The Marvel Cinematic Universe is steadily becoming comic-levels of complicated. It’s come to the point where I feel every review should begin with a synopsis of where we are in the timeline. Right now, it’s enough to say that we are post-Winter Soldier by some months. This review does assume you’ve seen pretty much everything that’s out (though I’m not going to spoil Daredevil for you).
The team is hunting down Loki’s staff, which we last saw being played with in a Hydra research facility. We have to assume Thor came back to Midgard with Odin!Loki’s blessing, which begs the question – did Loki as Odin order Thor to retrieve it? Probably. The reason he needs it become clear, and fans have already suspected it. But before it can be returned to Asgard the Avengers have to deal with the artificial intelligence that spawns from Tony’s tinkering: Ultron.
It’s official: Marvel has solved its villain problem. Since Thor and Tom Hiddleston’s complex portrayal, Marvel hasn’t come up with a villain even close to matching Loki’s classic “love to hate” evilness. Other villains have all had their share of good qualities: motivation (Guardians), tortured past (Winter Soldier), power (arguably all except the Mandarin), but none have had everything and a bucket of charm. Ultron, thanks mostly to a great script delivered by James Spader, has it all. From the first shivers caused by Spader’s questioning voice, I was hooked. Ultron emerges into consciousness and is greeted by Paul Bettany’s JARVIS. Visually, this scene is my favourite introduction to a villain in Marvel ever. The visual representation of Ultron’s dominance over JARVIS is simple yet effective.
The great script is something every character gets to shine with. Mostly the one-liners are just tongue-in-cheek enough to reach the level of meta-ness Marvel prefers. Case in point, Hawkeye’s line about fighting robots with archery: it needed to be said, so they said it. A few lines miss the mark slightly. In the cinema there were a couple that fell flat, mostly whenever a cameo was squished in. Some of the universe-explaining talk might have been difficult to follow for a casual fan, and I’m not even going to touch Thor’s forced side-quest just to get him out of the action long enough to give the others something hard to do.

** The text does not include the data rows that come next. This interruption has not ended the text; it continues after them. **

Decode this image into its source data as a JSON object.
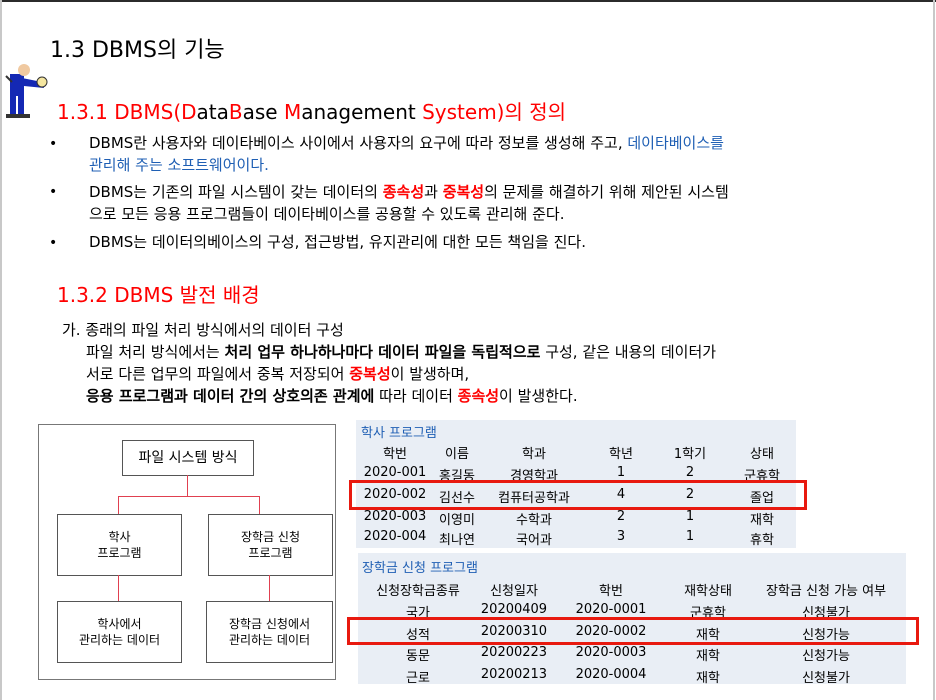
{
  "title": "1.3 DBMS의 기능",
  "section1": {
    "heading_parts": [
      "1.3.1 DBMS(",
      "D",
      "ata",
      "B",
      "ase ",
      "M",
      "anagement ",
      "S",
      "ystem)의 정의"
    ],
    "bullets": [
      {
        "l1": "DBMS란 사용자와 데이타베이스 사이에서 사용자의 요구에 따라 정보를 생성해 주고, ",
        "l1_blue": "데이타베이스를",
        "l2": "관리해 주는 소프트웨어이다."
      },
      {
        "l1_a": "DBMS는 기존의 파일 시스템이 갖는 데이터의 ",
        "l1_r1": "종속성",
        "l1_b": "과 ",
        "l1_r2": "중복성",
        "l1_c": "의 문제를 해결하기 위해 제안된 시스템",
        "l2": "으로 모든 응용 프로그램들이 데이타베이스를 공용할 수 있도록 관리해 준다."
      },
      {
        "l1": "DBMS는 데이터의베이스의 구성, 접근방법, 유지관리에 대한 모든 책임을 진다."
      }
    ],
    "bullet_symbol": "•"
  },
  "section2": {
    "heading": "1.3.2 DBMS 발전 배경",
    "p1": "가. 종래의 파일 처리 방식에서의 데이터 구성",
    "p2_a": "파일 처리 방식에서는 ",
    "p2_b": "처리 업무 하나하나마다 데이터 파일을 독립적으로",
    "p2_c": " 구성, 같은 내용의 데이터가",
    "p3_a": "서로 다른 업무의 파일에서 중복 저장되어 ",
    "p3_r": "중복성",
    "p3_b": "이 발생하며,",
    "p4_a": "응용 프로그램과 데이터 간의 상호의존 관계에",
    "p4_b": " 따라 데이터 ",
    "p4_r": "종속성",
    "p4_c": "이 발생한다."
  },
  "diagram": {
    "root": "파일 시스템 방식",
    "prog1": [
      "학사",
      "프로그램"
    ],
    "prog2": [
      "장학금 신청",
      "프로그램"
    ],
    "data1": [
      "학사에서",
      "관리하는 데이터"
    ],
    "data2": [
      "장학금 신청에서",
      "관리하는 데이터"
    ]
  },
  "table1": {
    "caption": "학사 프로그램",
    "headers": [
      "학번",
      "이름",
      "학과",
      "학년",
      "1학기",
      "상태"
    ],
    "rows": [
      [
        "2020-001",
        "홍길동",
        "경영학과",
        "1",
        "2",
        "군휴학"
      ],
      [
        "2020-002",
        "김선수",
        "컴퓨터공학과",
        "4",
        "2",
        "졸업"
      ],
      [
        "2020-003",
        "이영미",
        "수학과",
        "2",
        "1",
        "재학"
      ],
      [
        "2020-004",
        "최나연",
        "국어과",
        "3",
        "1",
        "휴학"
      ]
    ]
  },
  "table2": {
    "caption": "장학금 신청 프로그램",
    "headers": [
      "신청장학금종류",
      "신청일자",
      "학번",
      "재학상태",
      "장학금 신청 가능 여부"
    ],
    "rows": [
      [
        "국가",
        "20200409",
        "2020-0001",
        "군휴학",
        "신청불가"
      ],
      [
        "성적",
        "20200310",
        "2020-0002",
        "재학",
        "신청가능"
      ],
      [
        "동문",
        "20200223",
        "2020-0003",
        "재학",
        "신청가능"
      ],
      [
        "근로",
        "20200213",
        "2020-0004",
        "재학",
        "신청불가"
      ]
    ]
  }
}
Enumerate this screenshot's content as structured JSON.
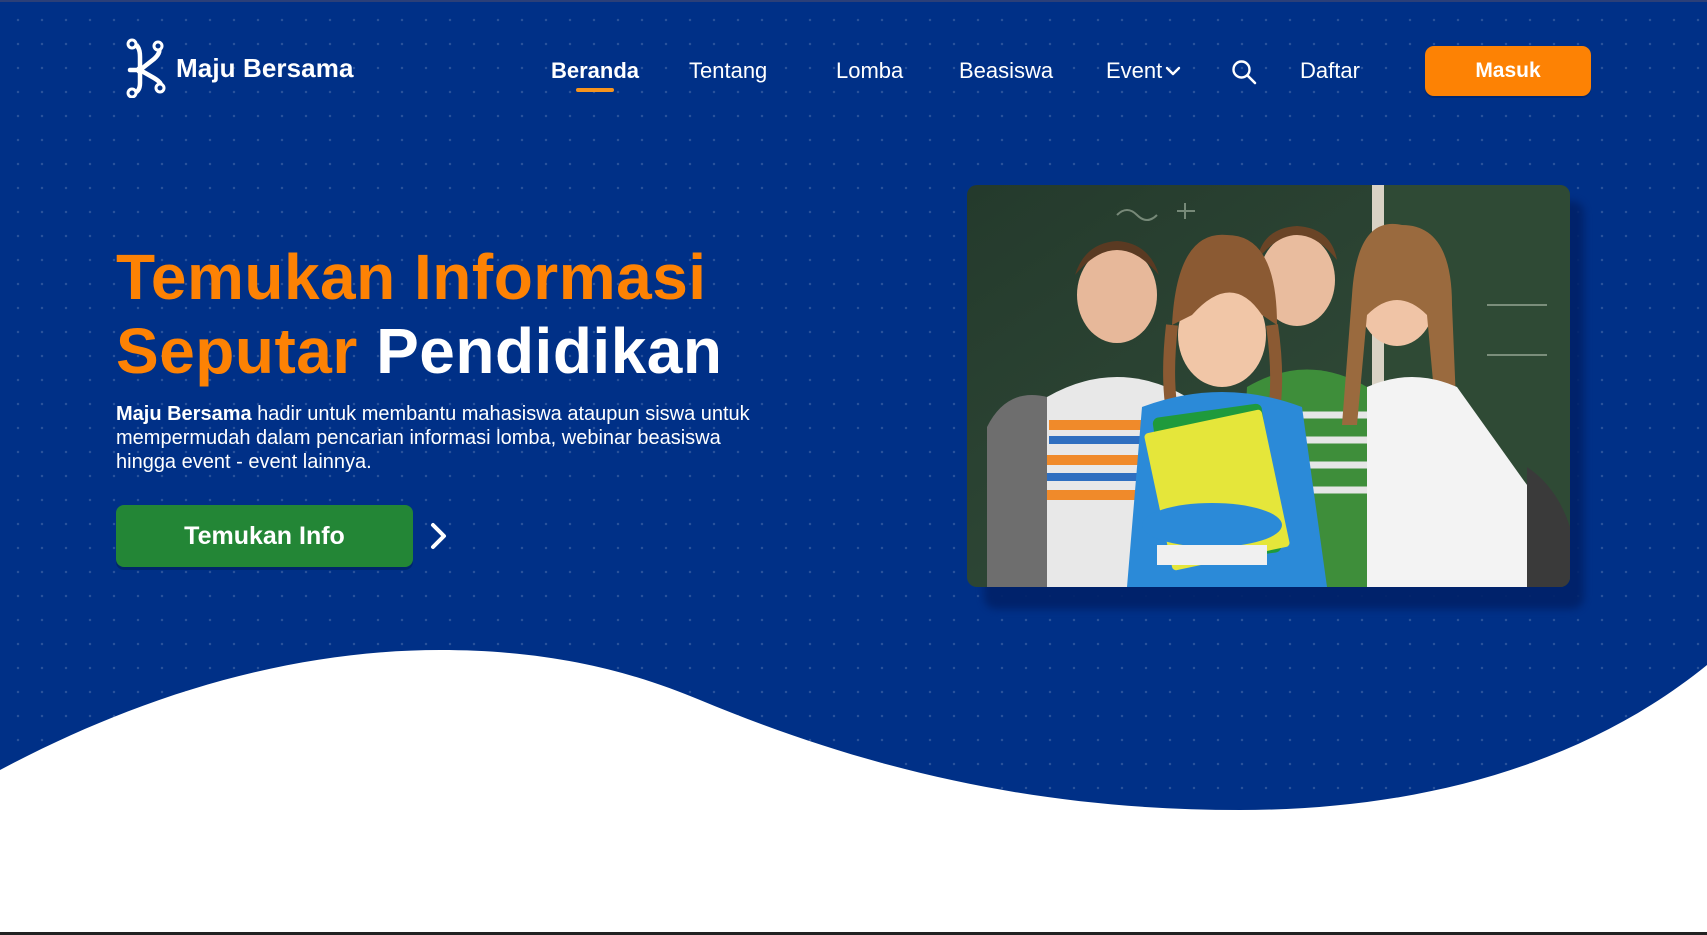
{
  "brand": {
    "name": "Maju Bersama",
    "icon": "network-nodes-logo",
    "primary_color": "#003087",
    "accent_color": "#fd8204",
    "cta_color": "#238636"
  },
  "nav": {
    "items": [
      {
        "label": "Beranda",
        "active": true
      },
      {
        "label": "Tentang",
        "active": false
      },
      {
        "label": "Lomba",
        "active": false
      },
      {
        "label": "Beasiswa",
        "active": false
      },
      {
        "label": "Event",
        "active": false,
        "has_dropdown": true
      }
    ],
    "search_icon": "search-icon",
    "register_label": "Daftar",
    "login_label": "Masuk"
  },
  "hero": {
    "headline_orange_1": "Temukan Informasi",
    "headline_orange_2": "Seputar",
    "headline_white": "Pendidikan",
    "description_bold": "Maju Bersama",
    "description_rest": " hadir untuk membantu mahasiswa ataupun siswa untuk mempermudah dalam pencarian informasi lomba, webinar beasiswa hingga event - event lainnya.",
    "cta_label": "Temukan Info",
    "cta_arrow_icon": "chevron-right-icon",
    "image_icon": "students-group-photo"
  }
}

The bits when all the Avengers fight as a team are the best in my opinion. The Hulk-battle wasn’t as amazing as I had hoped. It was epic, yes, but the cuts were a bit too quick during the whole sequence, and the 3D left me dazed. Most of the action was at the level we expect, however, and the climax was pretty damn impressive. The city being destroyed this time wasn’t as big as New York, but this gave the “ground-heros” a bigger job. In New York even saving a whole street of people wasn’t going to do much against the total number of deaths, but in a smaller town they want to save everyone, and suddenly it seemed more intense.
To help with saving people we have two new characters, Quicksilver and Scarlet Witch. Many have said that the movie doesn’t give Quicksilver a lot to do, especially not compared to the same character’s (different actor) role in X-Men: Days of Future Past. At first I felt a bit disappointed, especially since I know Aaron Taylor-Johnson could do a lot more. But then I began to compare the two.
The main problem with X-Men’s Quicksilver is that he was so powerful they had to rush him out of the movie. He was so fast he could practically stop time. Without explanation, except perhaps “he’s too young to fight”, they leave him behind. Doing otherwise would change the whole outcome of the film. In Avengers, Quicksilver is far from as fast. He doesn’t even seem close to as fast as DC’s The Flash (TV). While that means we have to miss out on a lot of cool tricks, it also makes him not all-powerful and a useful character instead of an instant fix. He gets tired after every major run. He can’t move so fast that you can’t surprise him. It’s a shame he didn’t get to do more, because I would have loved to see more Hawkeye/Quicksilver banter.
The banter and camaraderie, along with a near-perfect villain to go up against, makes Age of Ultron almost as enjoyable as the first Avengers. If not for a slightly too low mid-point lull and a weird side-quest, I think they would have been on par. I certainly enjoyed every second of Ultron and Co. as much as the first. Also, The Vision was badass, just saying.
Dice roll: 5